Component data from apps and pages
· · · ·

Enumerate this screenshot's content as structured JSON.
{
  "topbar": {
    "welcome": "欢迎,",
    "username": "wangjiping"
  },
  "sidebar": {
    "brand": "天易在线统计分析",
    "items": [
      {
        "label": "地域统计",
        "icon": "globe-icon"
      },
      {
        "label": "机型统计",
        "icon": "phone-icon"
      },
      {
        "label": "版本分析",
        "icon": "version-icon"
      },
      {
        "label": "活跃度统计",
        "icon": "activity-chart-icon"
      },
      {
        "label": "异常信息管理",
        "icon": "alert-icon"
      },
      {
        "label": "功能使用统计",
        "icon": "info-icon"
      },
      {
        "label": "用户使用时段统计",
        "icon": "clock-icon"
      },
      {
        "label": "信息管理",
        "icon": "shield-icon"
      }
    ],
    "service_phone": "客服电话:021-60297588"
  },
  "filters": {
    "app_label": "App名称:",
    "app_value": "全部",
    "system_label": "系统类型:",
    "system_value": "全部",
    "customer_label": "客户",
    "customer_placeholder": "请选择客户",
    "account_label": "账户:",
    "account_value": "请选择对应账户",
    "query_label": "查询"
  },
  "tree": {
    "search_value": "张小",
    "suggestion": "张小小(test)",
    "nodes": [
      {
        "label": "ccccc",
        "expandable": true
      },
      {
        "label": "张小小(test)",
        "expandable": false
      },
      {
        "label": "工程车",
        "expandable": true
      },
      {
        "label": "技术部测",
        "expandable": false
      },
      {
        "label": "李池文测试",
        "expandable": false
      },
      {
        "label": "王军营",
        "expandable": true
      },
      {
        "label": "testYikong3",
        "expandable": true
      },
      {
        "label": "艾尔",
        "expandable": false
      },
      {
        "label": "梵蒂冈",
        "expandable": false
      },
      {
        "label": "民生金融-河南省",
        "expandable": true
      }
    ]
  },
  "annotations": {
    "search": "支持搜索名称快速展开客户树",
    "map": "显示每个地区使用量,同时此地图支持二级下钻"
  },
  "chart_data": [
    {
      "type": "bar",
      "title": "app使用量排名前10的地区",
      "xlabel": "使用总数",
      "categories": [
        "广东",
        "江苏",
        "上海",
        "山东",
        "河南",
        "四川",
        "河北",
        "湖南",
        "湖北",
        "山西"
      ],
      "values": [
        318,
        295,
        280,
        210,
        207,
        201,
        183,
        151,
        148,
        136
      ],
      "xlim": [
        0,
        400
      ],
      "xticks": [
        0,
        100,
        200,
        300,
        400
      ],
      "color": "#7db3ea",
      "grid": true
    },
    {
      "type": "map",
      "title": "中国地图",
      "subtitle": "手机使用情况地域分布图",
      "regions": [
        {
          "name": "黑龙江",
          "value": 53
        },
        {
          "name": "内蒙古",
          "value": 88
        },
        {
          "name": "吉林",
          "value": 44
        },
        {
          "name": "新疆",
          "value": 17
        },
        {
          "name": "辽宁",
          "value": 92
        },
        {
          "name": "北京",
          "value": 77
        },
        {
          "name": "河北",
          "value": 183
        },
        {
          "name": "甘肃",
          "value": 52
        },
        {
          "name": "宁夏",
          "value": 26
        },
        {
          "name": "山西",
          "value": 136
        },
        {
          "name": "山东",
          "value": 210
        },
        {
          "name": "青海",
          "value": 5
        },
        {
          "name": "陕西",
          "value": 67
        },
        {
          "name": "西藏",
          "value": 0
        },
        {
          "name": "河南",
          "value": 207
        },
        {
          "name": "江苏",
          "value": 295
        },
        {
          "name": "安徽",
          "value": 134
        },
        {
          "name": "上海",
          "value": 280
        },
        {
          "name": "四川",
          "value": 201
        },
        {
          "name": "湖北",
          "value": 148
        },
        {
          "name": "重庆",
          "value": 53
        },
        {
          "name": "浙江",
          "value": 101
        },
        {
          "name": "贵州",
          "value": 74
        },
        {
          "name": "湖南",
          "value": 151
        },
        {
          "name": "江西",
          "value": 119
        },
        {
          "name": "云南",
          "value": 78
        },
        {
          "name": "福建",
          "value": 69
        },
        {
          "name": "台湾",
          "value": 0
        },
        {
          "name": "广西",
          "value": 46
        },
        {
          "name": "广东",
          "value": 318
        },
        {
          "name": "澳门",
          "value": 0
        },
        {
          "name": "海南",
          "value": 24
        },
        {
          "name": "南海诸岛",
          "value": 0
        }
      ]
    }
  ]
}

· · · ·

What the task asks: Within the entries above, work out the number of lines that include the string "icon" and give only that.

Written reply: 8